--- GIVEN DATA ---
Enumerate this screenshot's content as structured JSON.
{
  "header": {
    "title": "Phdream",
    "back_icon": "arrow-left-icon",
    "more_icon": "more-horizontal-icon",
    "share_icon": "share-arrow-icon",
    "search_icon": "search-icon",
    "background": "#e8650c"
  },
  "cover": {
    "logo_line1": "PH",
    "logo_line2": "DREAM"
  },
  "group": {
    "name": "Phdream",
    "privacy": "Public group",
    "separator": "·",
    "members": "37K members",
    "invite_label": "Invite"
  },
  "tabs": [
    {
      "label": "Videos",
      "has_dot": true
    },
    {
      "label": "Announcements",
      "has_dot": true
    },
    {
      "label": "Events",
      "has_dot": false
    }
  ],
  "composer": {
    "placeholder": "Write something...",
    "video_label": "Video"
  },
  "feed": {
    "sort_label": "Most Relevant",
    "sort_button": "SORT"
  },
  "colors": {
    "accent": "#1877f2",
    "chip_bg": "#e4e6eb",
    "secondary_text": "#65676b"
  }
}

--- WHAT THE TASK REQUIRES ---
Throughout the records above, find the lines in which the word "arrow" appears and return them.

--- YOUR SOLUTION ---
    "back_icon": "arrow-left-icon",
    "share_icon": "share-arrow-icon",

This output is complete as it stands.